- **Task brief**: All of the data that follows should be output again without any alteration.

- **Data for this exercise**:
---

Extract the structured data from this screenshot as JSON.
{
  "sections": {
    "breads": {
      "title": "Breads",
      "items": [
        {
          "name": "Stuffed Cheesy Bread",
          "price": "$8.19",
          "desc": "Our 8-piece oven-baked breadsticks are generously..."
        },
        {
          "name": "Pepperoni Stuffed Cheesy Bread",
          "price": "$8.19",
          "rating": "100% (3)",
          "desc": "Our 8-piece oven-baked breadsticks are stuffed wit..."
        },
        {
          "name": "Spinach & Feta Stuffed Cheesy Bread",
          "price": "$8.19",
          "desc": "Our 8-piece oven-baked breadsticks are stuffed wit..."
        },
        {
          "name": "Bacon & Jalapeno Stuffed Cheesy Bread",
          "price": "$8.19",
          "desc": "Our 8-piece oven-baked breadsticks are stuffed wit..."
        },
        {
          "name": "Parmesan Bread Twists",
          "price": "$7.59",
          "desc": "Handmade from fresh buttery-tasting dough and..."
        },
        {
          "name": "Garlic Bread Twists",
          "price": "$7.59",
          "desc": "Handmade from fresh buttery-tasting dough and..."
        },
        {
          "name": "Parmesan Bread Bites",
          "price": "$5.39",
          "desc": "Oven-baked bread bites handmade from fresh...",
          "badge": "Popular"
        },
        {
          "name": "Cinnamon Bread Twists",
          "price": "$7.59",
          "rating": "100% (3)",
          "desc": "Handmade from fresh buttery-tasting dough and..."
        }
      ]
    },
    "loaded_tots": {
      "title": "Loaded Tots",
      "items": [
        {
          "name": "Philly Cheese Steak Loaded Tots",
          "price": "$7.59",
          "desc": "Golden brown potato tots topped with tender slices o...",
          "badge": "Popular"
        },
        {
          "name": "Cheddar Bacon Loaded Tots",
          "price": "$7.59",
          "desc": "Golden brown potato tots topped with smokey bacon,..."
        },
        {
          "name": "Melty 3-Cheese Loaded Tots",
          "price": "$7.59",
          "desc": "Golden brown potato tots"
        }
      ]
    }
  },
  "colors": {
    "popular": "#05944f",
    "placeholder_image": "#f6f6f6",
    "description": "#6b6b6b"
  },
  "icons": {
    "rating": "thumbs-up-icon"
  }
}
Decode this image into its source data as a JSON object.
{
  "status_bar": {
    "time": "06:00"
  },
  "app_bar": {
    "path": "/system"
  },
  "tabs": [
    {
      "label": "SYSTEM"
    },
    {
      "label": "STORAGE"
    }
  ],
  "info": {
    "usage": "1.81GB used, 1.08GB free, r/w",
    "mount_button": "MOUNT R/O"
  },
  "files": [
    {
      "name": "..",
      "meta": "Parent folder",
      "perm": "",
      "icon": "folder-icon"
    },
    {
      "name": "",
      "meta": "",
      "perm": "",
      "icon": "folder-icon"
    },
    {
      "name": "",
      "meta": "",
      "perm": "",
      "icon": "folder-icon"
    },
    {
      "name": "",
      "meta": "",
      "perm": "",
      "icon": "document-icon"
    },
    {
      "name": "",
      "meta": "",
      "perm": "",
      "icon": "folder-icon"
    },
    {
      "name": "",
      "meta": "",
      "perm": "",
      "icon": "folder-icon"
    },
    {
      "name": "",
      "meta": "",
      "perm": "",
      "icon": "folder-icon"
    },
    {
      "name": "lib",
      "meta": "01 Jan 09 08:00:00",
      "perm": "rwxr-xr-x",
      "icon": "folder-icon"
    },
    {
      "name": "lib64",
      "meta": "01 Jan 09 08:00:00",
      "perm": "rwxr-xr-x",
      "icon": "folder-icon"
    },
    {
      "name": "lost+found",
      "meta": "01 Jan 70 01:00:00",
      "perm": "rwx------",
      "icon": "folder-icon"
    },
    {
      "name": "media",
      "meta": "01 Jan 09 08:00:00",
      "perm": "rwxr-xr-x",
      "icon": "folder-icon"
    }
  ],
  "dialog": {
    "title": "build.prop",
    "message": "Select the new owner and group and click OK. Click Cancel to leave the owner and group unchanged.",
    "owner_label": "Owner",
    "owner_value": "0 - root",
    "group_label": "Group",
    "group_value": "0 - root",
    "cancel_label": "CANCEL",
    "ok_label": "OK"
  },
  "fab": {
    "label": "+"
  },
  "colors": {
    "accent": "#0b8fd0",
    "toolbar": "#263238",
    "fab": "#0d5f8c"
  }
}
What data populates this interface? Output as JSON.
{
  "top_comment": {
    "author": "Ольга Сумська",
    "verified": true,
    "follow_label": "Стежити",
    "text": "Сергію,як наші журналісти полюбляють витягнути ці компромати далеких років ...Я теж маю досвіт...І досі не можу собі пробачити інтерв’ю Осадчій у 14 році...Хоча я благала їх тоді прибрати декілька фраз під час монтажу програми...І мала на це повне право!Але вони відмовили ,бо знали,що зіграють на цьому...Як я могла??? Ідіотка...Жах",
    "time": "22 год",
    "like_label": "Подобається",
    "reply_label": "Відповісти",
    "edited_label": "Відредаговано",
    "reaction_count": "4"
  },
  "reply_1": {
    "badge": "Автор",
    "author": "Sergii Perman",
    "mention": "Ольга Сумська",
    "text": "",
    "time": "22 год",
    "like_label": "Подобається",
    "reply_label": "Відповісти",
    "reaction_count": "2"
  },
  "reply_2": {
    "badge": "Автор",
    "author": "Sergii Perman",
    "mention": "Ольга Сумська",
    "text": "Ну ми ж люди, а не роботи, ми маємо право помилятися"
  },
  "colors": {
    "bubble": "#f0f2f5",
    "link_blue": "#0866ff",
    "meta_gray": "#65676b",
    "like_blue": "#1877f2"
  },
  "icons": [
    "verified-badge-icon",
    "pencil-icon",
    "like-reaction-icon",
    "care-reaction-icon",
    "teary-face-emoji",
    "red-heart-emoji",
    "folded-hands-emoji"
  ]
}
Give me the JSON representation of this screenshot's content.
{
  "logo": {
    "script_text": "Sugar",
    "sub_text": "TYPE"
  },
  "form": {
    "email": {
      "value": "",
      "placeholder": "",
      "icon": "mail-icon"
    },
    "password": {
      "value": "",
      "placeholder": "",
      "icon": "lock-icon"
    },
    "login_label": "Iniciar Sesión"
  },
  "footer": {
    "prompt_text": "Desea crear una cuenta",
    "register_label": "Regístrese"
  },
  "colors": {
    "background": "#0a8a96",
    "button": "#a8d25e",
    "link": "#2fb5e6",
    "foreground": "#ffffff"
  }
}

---

- **Written answer**:
Extract the structured data from this screenshot as JSON.
{
  "sections": {
    "breads": {
      "title": "Breads",
      "items": [
        {
          "name": "Stuffed Cheesy Bread",
          "price": "$8.19",
          "desc": "Our 8-piece oven-baked breadsticks are generously..."
        },
        {
          "name": "Pepperoni Stuffed Cheesy Bread",
          "price": "$8.19",
          "rating": "100% (3)",
          "desc": "Our 8-piece oven-baked breadsticks are stuffed wit..."
        },
        {
          "name": "Spinach & Feta Stuffed Cheesy Bread",
          "price": "$8.19",
          "desc": "Our 8-piece oven-baked breadsticks are stuffed wit..."
        },
        {
          "name": "Bacon & Jalapeno Stuffed Cheesy Bread",
          "price": "$8.19",
          "desc": "Our 8-piece oven-baked breadsticks are stuffed wit..."
        },
        {
          "name": "Parmesan Bread Twists",
          "price": "$7.59",
          "desc": "Handmade from fresh buttery-tasting dough and..."
        },
        {
          "name": "Garlic Bread Twists",
          "price": "$7.59",
          "desc": "Handmade from fresh buttery-tasting dough and..."
        },
        {
          "name": "Parmesan Bread Bites",
          "price": "$5.39",
          "desc": "Oven-baked bread bites handmade from fresh...",
          "badge": "Popular"
        },
        {
          "name": "Cinnamon Bread Twists",
          "price": "$7.59",
          "rating": "100% (3)",
          "desc": "Handmade from fresh buttery-tasting dough and..."
        }
      ]
    },
    "loaded_tots": {
      "title": "Loaded Tots",
      "items": [
        {
          "name": "Philly Cheese Steak Loaded Tots",
          "price": "$7.59",
          "desc": "Golden brown potato tots topped with tender slices o...",
          "badge": "Popular"
        },
        {
          "name": "Cheddar Bacon Loaded Tots",
          "price": "$7.59",
          "desc": "Golden brown potato tots topped with smokey bacon,..."
        },
        {
          "name": "Melty 3-Cheese Loaded Tots",
          "price": "$7.59",
          "desc": "Golden brown potato tots"
        }
      ]
    }
  },
  "colors": {
    "popular": "#05944f",
    "placeholder_image": "#f6f6f6",
    "description": "#6b6b6b"
  },
  "icons": {
    "rating": "thumbs-up-icon"
  }
}
Decode this image into its source data as a JSON object.
{
  "status_bar": {
    "time": "06:00"
  },
  "app_bar": {
    "path": "/system"
  },
  "tabs": [
    {
      "label": "SYSTEM"
    },
    {
      "label": "STORAGE"
    }
  ],
  "info": {
    "usage": "1.81GB used, 1.08GB free, r/w",
    "mount_button": "MOUNT R/O"
  },
  "files": [
    {
      "name": "..",
      "meta": "Parent folder",
      "perm": "",
      "icon": "folder-icon"
    },
    {
      "name": "",
      "meta": "",
      "perm": "",
      "icon": "folder-icon"
    },
    {
      "name": "",
      "meta": "",
      "perm": "",
      "icon": "folder-icon"
    },
    {
      "name": "",
      "meta": "",
      "perm": "",
      "icon": "document-icon"
    },
    {
      "name": "",
      "meta": "",
      "perm": "",
      "icon": "folder-icon"
    },
    {
      "name": "",
      "meta": "",
      "perm": "",
      "icon": "folder-icon"
    },
    {
      "name": "",
      "meta": "",
      "perm": "",
      "icon": "folder-icon"
    },
    {
      "name": "lib",
      "meta": "01 Jan 09 08:00:00",
      "perm": "rwxr-xr-x",
      "icon": "folder-icon"
    },
    {
      "name": "lib64",
      "meta": "01 Jan 09 08:00:00",
      "perm": "rwxr-xr-x",
      "icon": "folder-icon"
    },
    {
      "name": "lost+found",
      "meta": "01 Jan 70 01:00:00",
      "perm": "rwx------",
      "icon": "folder-icon"
    },
    {
      "name": "media",
      "meta": "01 Jan 09 08:00:00",
      "perm": "rwxr-xr-x",
      "icon": "folder-icon"
    }
  ],
  "dialog": {
    "title": "build.prop",
    "message": "Select the new owner and group and click OK. Click Cancel to leave the owner and group unchanged.",
    "owner_label": "Owner",
    "owner_value": "0 - root",
    "group_label": "Group",
    "group_value": "0 - root",
    "cancel_label": "CANCEL",
    "ok_label": "OK"
  },
  "fab": {
    "label": "+"
  },
  "colors": {
    "accent": "#0b8fd0",
    "toolbar": "#263238",
    "fab": "#0d5f8c"
  }
}
What data populates this interface? Output as JSON.
{
  "top_comment": {
    "author": "Ольга Сумська",
    "verified": true,
    "follow_label": "Стежити",
    "text": "Сергію,як наші журналісти полюбляють витягнути ці компромати далеких років ...Я теж маю досвіт...І досі не можу собі пробачити інтерв’ю Осадчій у 14 році...Хоча я благала їх тоді прибрати декілька фраз під час монтажу програми...І мала на це повне право!Але вони відмовили ,бо знали,що зіграють на цьому...Як я могла??? Ідіотка...Жах",
    "time": "22 год",
    "like_label": "Подобається",
    "reply_label": "Відповісти",
    "edited_label": "Відредаговано",
    "reaction_count": "4"
  },
  "reply_1": {
    "badge": "Автор",
    "author": "Sergii Perman",
    "mention": "Ольга Сумська",
    "text": "",
    "time": "22 год",
    "like_label": "Подобається",
    "reply_label": "Відповісти",
    "reaction_count": "2"
  },
  "reply_2": {
    "badge": "Автор",
    "author": "Sergii Perman",
    "mention": "Ольга Сумська",
    "text": "Ну ми ж люди, а не роботи, ми маємо право помилятися"
  },
  "colors": {
    "bubble": "#f0f2f5",
    "link_blue": "#0866ff",
    "meta_gray": "#65676b",
    "like_blue": "#1877f2"
  },
  "icons": [
    "verified-badge-icon",
    "pencil-icon",
    "like-reaction-icon",
    "care-reaction-icon",
    "teary-face-emoji",
    "red-heart-emoji",
    "folded-hands-emoji"
  ]
}
Give me the JSON representation of this screenshot's content.
{
  "logo": {
    "script_text": "Sugar",
    "sub_text": "TYPE"
  },
  "form": {
    "email": {
      "value": "",
      "placeholder": "",
      "icon": "mail-icon"
    },
    "password": {
      "value": "",
      "placeholder": "",
      "icon": "lock-icon"
    },
    "login_label": "Iniciar Sesión"
  },
  "footer": {
    "prompt_text": "Desea crear una cuenta",
    "register_label": "Regístrese"
  },
  "colors": {
    "background": "#0a8a96",
    "button": "#a8d25e",
    "link": "#2fb5e6",
    "foreground": "#ffffff"
  }
}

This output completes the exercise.